「ST」は紙名を新たに「Alpha」として2018年6月29日より新創刊しました。 Alpha以降の英文記事はこちら
「ST」は紙名を新たに「Alpha」として2018年6月29日より新創刊しました。 Alpha以降の英文記事はこちら


My life as a Cockney

By Kip A. Cates


One of my favorite Hollywood movies is My Fair Lady. This tells the story of a working-class Cockney girl who's taught to speak English like a proper lady by a British professor. One reason I like the film is because it stars Audrey Hepburn. Another reason is because I used to be a Cockney myself!

Back in my student days, I hitchhiked around England and arrived in London on a tight budget. I stopped at a tourist information center and told them I needed a place to stay. "You're in luck," they said. "There's a guy who's offering free homestays for foreign visitors. His name is Roy and he's a Cockney. Here's his address."

Roy and I quickly became good friends. He was pleased to meet a Canadian and was eager to introduce me to Cockney life. For the first few weeks, he and his friends showed me around the working-class neighborhoods of East London — Hackney, Stepney, Bethnall Green and Whitechapel.
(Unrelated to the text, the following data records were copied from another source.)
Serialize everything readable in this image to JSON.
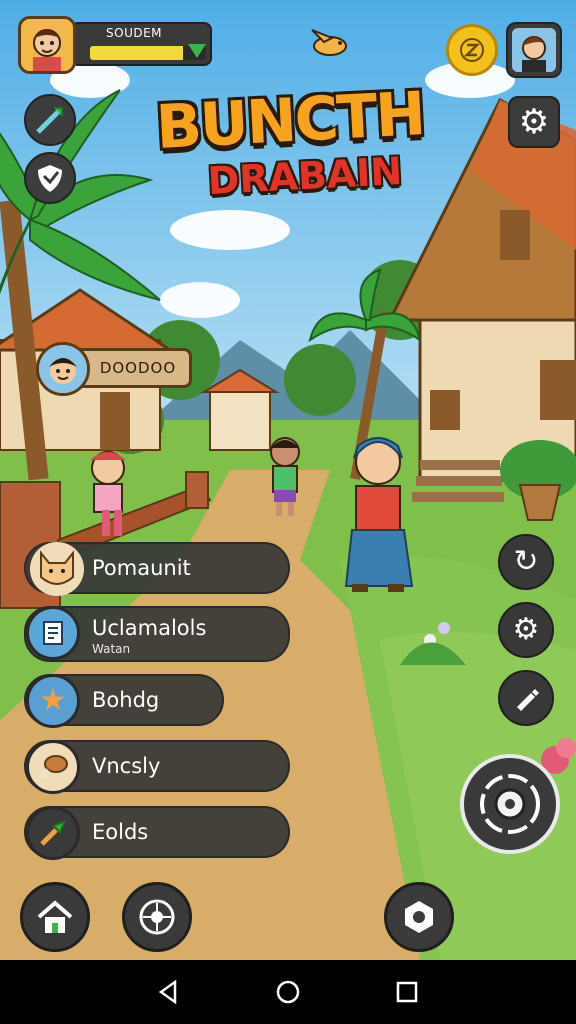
{
  "player": {
    "name": "SOUDEM",
    "xp_progress": 0.8
  },
  "title": {
    "line1": "BUNCTH",
    "line2": "DRABAIN"
  },
  "npc": {
    "plate_text": "DOODOO"
  },
  "menu": [
    {
      "label": "Pomaunit",
      "sub": "",
      "icon": "cat-face-icon",
      "icon_bg": "#f0dcb8"
    },
    {
      "label": "Uclamalols",
      "sub": "Watan",
      "icon": "book-icon",
      "icon_bg": "#5aa6d8"
    },
    {
      "label": "Bohdg",
      "sub": "",
      "icon": "star-icon",
      "icon_bg": "#5a9fd4"
    },
    {
      "label": "Vncsly",
      "sub": "",
      "icon": "drumstick-icon",
      "icon_bg": "#f0dcb8"
    },
    {
      "label": "Eolds",
      "sub": "",
      "icon": "shovel-icon",
      "icon_bg": "#3a3a3a"
    }
  ],
  "right_tools": [
    "refresh-icon",
    "gear-icon",
    "pencil-icon"
  ],
  "bottom_left": [
    "home-icon",
    "compass-icon"
  ],
  "bottom_right": [
    "camera-icon",
    "arrow-go-icon"
  ],
  "colors": {
    "sky": "#79c2ec",
    "grass": "#7fbf4a",
    "path": "#d8ad6a",
    "title_orange": "#f7a31b",
    "title_red": "#e23326",
    "go_green": "#3fbf3a"
  }
}
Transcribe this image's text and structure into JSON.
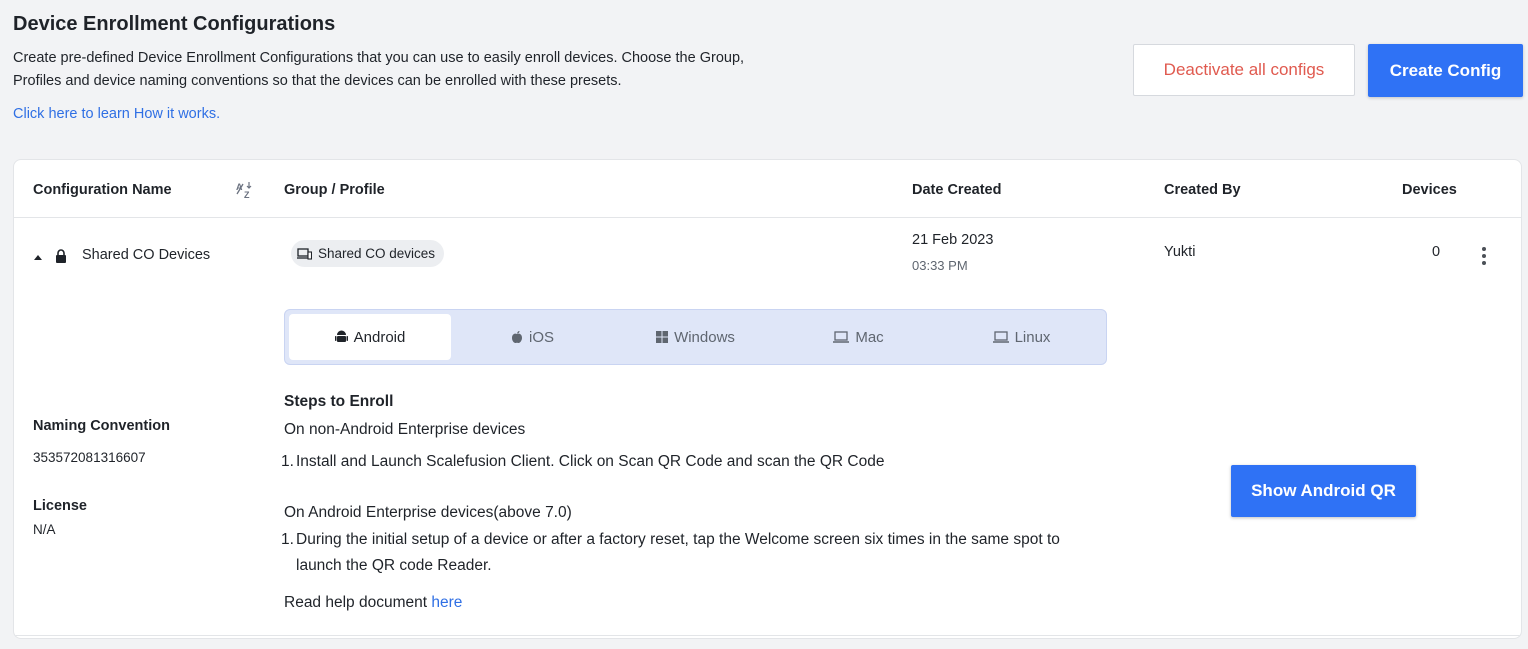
{
  "header": {
    "title": "Device Enrollment Configurations",
    "description": "Create pre-defined Device Enrollment Configurations that you can use to easily enroll devices. Choose the Group, Profiles and device naming conventions so that the devices can be enrolled with these presets.",
    "learn_link": "Click here to learn How it works.",
    "deactivate_label": "Deactivate all configs",
    "create_label": "Create Config"
  },
  "table": {
    "columns": [
      "Configuration Name",
      "Group / Profile",
      "Date Created",
      "Created By",
      "Devices"
    ],
    "row": {
      "name": "Shared CO Devices",
      "group": "Shared CO devices",
      "date": "21 Feb 2023",
      "time": "03:33 PM",
      "created_by": "Yukti",
      "devices": "0"
    }
  },
  "details": {
    "tabs": [
      "Android",
      "iOS",
      "Windows",
      "Mac",
      "Linux"
    ],
    "active_tab": "Android",
    "steps_title": "Steps to Enroll",
    "non_ae_title": "On non-Android Enterprise devices",
    "non_ae_step": "Install and Launch Scalefusion Client. Click on Scan QR Code and scan the QR Code",
    "ae_title": "On Android Enterprise devices(above 7.0)",
    "ae_step_line1": "During the initial setup of a device or after a factory reset, tap the Welcome screen six times in the same spot to",
    "ae_step_line2": "launch the QR code Reader.",
    "help_prefix": "Read help document",
    "help_link": "here",
    "naming_label": "Naming Convention",
    "naming_value": "353572081316607",
    "license_label": "License",
    "license_value": "N/A",
    "qr_button": "Show Android QR"
  },
  "colors": {
    "primary": "#2f72f5",
    "danger": "#e05a4f",
    "link": "#2f6fe4"
  }
}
At first, their Cockney accent was hard to understand, but I gradually got used to their pronunciation. Cockneys drop the letter "h" at the beginning of words, so the name "Henry Higgins" is pronounced 'enry 'iggins. For "the rain in Spain," they say "the rine in Spine." Instead of "Oh my God!" I quickly learned to say "Cor blimey!" like my new Cockney friends.

Like most Cockneys, Roy was very superstitious. To prevent bad luck, he taught me to avoid black cats and to never step on cracks in the sidewalk.

Roy also taught me Cockney rhyming slang. This is a secret language that Cockneys use to communicate among themselves. Here's how it works: Find a two-word phrase that rhymes with what you want to say. Then, use the first word as a secret code.

The phrase "trouble and strife," for example, rhymes with "wife." The phrase "apples and pears" rhymes with "stairs." If you want to say, "My wife fell down the stairs" in Cockney rhyming slang, just say, "My trouble fell down the apples." Interesting!

Roy had an unusual hobby. He was obsessed with Jack the Ripper! Jack the Ripper was a 19th-century killer who carried out attacks on women in the slums of East London. Each week, around midnight, Roy took me out to explore the murder sites.

"At this corner," he'd explain, "Jack the Ripper murdered Mary Ann Nichols on August 31, 1888. Her throat was slit!" The following week, he'd tell me, "This is where the body of Annie Chapman was found on September 8, 1888. Her stomach was slashed open!" During my stay with Roy, I visited the site of every murder and gradually became an expert on Jack the Ripper myself!

My life as a Cockney lasted for three magical months. Now, every time I watch My Fair Lady, I remember my adventures in East London!



The Japan Times ST: May 15, 2015

The Japan Times ST 読者アンケート




2018年6月29日号    試読・購読   デジタル版